“When dey begun to talk ob war things began to git upsot. It fust stirred ’round an’ we was tole us would be free to live an’ wuk fer ourselves. When it did break out at fust us didn’t know much ’bout it, but it kept a gittin’ closer an’ closer. De calvery men had came through so much an’ tore up an’ burned down things down an’ turnt de stock out an’ took de good ho’ ses an’ every thing to eat got scarce. One day during de war de darkies on Marse’s plantation was a havin’ a frolic in de fiel’s. Dey was a havin’ a time, dancin’ an’ makin’ merry in general. It was a bright moon light night. De darkies was a pattin’ an’ a dancin’, some was buck dancin while others was a playin’ games. Den some was settin ’round off by them selves a courtin’ an’ love makin’ when de patrole riders rid up. My grand pappy was asleep at de time. Every body began to run an’ holler, scared mos’ nigh to death. My grand pappy declares he run a whole half mile asleep, says he way from deir ‘fore he waked up good. Dey all thought de war an’ yankees had come up on ’em. Yo’ know de niggers was sho’ scared ob de yankees. When de war ended us was freed; we stayed wid ole Marse ’bout a year an’ wuked fer him, den us went out fer our selves. Dese days right after de war was bad times fer de whites an’ de black as de whole country was ’bout ruint an’ had to be fixed up wid no money an’ so many changes. De Klu Klux Klan ride ’bout scarin’ de niggers mos’ to death an’ a whippin’ ’em, dey was terrors. I never seed much ’bout ’em, jes’ knowed to be scared ob ’em.

“My pappy voted in de two fust presidental election after de war. He voted both times fer yankees presidents. I can’t say which ‘uns he voted fer as I don’t recollect hearing him say who all run.

“I married when I was twenty one years ole. I courted dat gal two years an every time I seed her in dem two years I talked ’bout me an’ how much I thought ob her. We married de fust day ob January. I thought dat would be startin’ de New Year off right. We wuked hard and bought and paid fer our own home and farm. We raised four children and gib dem a farmers education. Dey is all a farmin’ an’ a doin’ purty well. I is still livin’ on my farm an’ has one ob my daughters an’ her family livin’ wid me. I is still able to git about an’ wuk quiet a heap fer my age.

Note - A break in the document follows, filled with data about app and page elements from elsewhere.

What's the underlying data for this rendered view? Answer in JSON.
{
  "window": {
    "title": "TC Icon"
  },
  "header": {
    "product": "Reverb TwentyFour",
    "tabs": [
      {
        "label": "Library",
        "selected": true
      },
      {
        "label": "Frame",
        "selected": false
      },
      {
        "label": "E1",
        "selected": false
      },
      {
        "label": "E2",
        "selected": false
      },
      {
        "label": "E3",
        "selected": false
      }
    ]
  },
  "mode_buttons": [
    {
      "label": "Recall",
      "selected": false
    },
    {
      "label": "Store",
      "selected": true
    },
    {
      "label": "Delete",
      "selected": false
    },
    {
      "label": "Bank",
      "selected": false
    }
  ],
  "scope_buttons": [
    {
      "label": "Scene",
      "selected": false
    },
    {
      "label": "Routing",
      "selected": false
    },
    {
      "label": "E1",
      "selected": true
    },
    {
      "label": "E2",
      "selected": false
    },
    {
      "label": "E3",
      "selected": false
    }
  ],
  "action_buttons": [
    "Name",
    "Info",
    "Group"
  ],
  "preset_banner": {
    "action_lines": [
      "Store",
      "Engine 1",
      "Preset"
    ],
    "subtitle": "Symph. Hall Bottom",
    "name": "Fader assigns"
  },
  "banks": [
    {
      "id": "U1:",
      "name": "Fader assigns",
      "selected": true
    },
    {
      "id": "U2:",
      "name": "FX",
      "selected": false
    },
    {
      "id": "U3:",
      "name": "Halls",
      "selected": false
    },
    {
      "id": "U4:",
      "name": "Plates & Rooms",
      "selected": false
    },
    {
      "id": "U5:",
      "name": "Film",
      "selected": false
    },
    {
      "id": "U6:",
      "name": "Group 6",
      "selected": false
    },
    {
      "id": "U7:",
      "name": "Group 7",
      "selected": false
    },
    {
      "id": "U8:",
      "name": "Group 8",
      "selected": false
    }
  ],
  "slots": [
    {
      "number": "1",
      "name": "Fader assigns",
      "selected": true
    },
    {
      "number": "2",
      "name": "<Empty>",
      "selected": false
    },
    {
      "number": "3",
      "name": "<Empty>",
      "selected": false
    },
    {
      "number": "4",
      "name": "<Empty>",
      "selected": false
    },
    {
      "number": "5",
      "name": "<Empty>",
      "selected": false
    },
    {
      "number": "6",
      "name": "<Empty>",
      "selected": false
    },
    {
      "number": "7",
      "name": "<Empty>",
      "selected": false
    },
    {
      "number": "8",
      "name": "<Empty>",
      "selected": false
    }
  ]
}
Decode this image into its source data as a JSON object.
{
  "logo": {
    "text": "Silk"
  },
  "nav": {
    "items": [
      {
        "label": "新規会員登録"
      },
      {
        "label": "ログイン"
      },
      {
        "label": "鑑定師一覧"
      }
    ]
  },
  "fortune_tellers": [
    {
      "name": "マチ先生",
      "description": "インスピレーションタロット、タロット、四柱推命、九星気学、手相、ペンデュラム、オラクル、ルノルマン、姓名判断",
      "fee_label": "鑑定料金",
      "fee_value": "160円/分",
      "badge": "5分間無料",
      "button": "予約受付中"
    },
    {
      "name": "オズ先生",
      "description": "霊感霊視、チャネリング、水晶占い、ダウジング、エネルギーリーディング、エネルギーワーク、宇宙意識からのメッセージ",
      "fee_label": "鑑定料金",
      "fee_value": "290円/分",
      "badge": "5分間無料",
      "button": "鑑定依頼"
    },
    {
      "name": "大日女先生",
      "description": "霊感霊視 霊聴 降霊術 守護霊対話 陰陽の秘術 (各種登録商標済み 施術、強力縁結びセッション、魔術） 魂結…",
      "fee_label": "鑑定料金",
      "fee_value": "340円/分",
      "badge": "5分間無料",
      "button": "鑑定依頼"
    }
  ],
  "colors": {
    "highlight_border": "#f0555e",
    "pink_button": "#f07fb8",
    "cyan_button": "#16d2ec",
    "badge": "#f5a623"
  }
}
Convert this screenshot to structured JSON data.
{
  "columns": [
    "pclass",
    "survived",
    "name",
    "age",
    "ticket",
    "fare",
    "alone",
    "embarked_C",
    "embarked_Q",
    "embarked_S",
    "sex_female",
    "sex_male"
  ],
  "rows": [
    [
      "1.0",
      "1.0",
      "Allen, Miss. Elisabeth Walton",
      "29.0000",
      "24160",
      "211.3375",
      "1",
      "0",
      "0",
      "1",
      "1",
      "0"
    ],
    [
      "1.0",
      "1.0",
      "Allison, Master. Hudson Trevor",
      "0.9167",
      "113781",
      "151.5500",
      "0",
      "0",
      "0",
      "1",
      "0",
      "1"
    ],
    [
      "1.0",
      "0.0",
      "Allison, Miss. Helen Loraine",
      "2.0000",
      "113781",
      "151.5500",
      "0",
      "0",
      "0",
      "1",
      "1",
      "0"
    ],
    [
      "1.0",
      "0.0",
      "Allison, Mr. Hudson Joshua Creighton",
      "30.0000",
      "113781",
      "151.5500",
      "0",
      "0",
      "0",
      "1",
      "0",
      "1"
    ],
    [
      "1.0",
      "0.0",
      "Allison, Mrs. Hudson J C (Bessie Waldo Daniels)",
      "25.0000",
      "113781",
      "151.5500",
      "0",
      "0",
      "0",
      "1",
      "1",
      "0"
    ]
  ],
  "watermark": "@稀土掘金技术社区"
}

“My idea ob de young generation ob de colored people is, I’se phoned to see ’em a gitting chances to climb but my advice is dey had better stop an’ think long wid everything else.

“I enjoys life an’ wants to do right by everybody an’ I’se glad to see freedom an progress.